Members of the LGBTQ2+ community face unique hurdles, especially in areas of family, immigration, estates, and criminal law. LGBTQ2+ Law: Practice Issues and Analysis takes a practical approach to identifying and analyzing key LGBTQ2+ issues that arise in these various legal contexts. The first text of its kind, it draws on the expertise and . . . [more]

Posted in: Legal Information: Publishing

CALL/ACBD 2020 Virtual Conference Series

I am delighted to report that it is not too late to participate in the Canadian Association of Law Libraries 2020 Virtual Conference Series. This educational conference is being supported by legal information partner sponsors and there is no cost to attend. Register by following the links at https://www.callacbd.ca/2020-Virtual-Conference

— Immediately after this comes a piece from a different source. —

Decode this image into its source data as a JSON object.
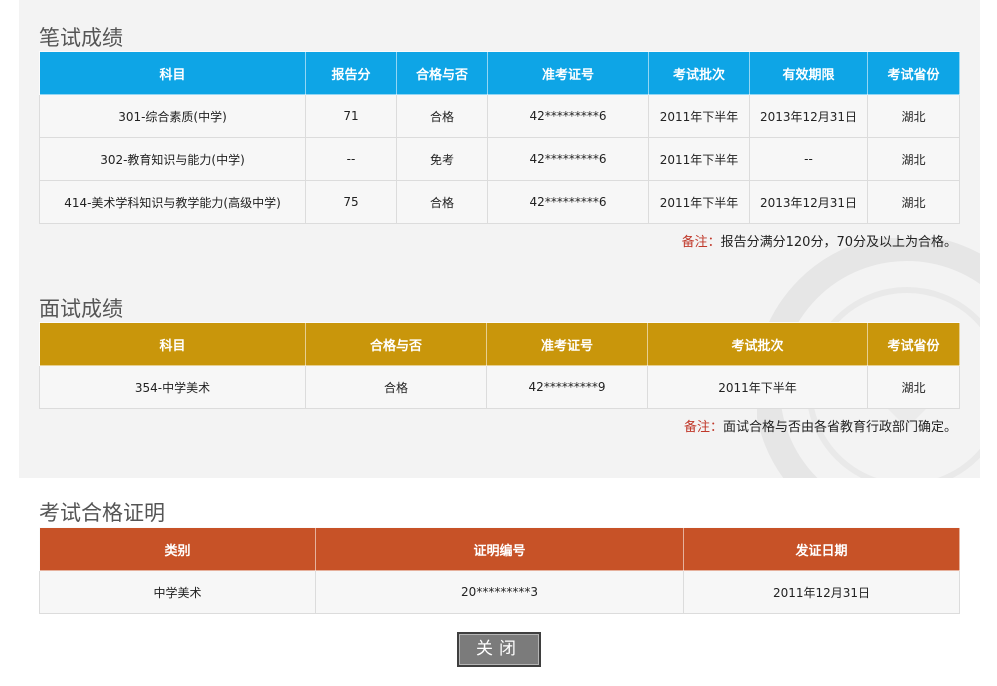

We have some exciting sessions for our final week of learning:

My CALL-eagues and I hope that you are not suffering from Zoomsaustion and can join in.

Thank you to all our sponsors for this virtual conference series: LexisNexis, Thomson Reuters, CiteRight, Elsevier, Emond Publishing, HeinOnline, LLMC Digital, Lucidea, and vLex . . . [more]

Posted in: Education & Training, Legal Information

Add Some Education to Your Week

Everyone I connect with from legal is flat out busy. One of the challenges with being flat out busy is that you get so involved doing the tasks in front of you and don’t necessarily consider better ways of doing those tasks. This week and next, the Canadian Association of Law Libraries Virtual Conference Series continues. Cost: $0 Opportunity: $priceless.

Please join us on Friday to celebrate excellence in Legal Publishing! . . . [more]

Posted in: Education & Training: CLE/PD, Legal Information: Information Management

Book Review: Assisted Death: Legal, Social and Ethical Issues After Carter

Several times each month, we are pleased to republish a recent book review from the Canadian Law Library Review (CLLR). CLLR is the official journal of the Canadian Association of Law Libraries (CALL/ACBD), and its reviews cover both practice-oriented and academic publications related to the law.

Assisted Death: Legal, Social and Ethical Issues after Carter. Edited by Derek B.M. Ross. Toronto: LexisNexis, 2018. xlii, 544 p. Includes table of cases. ISBN 978-0- 433-49868-1 (softcover) $125.00.

Reviewed by Kim Clarke
Director, Bennett Jones Law Library
University of Calgary
In CLLR 45:2

Considering that Carter, 2015 SCC 5, . . . [more]

Posted in: Book Reviews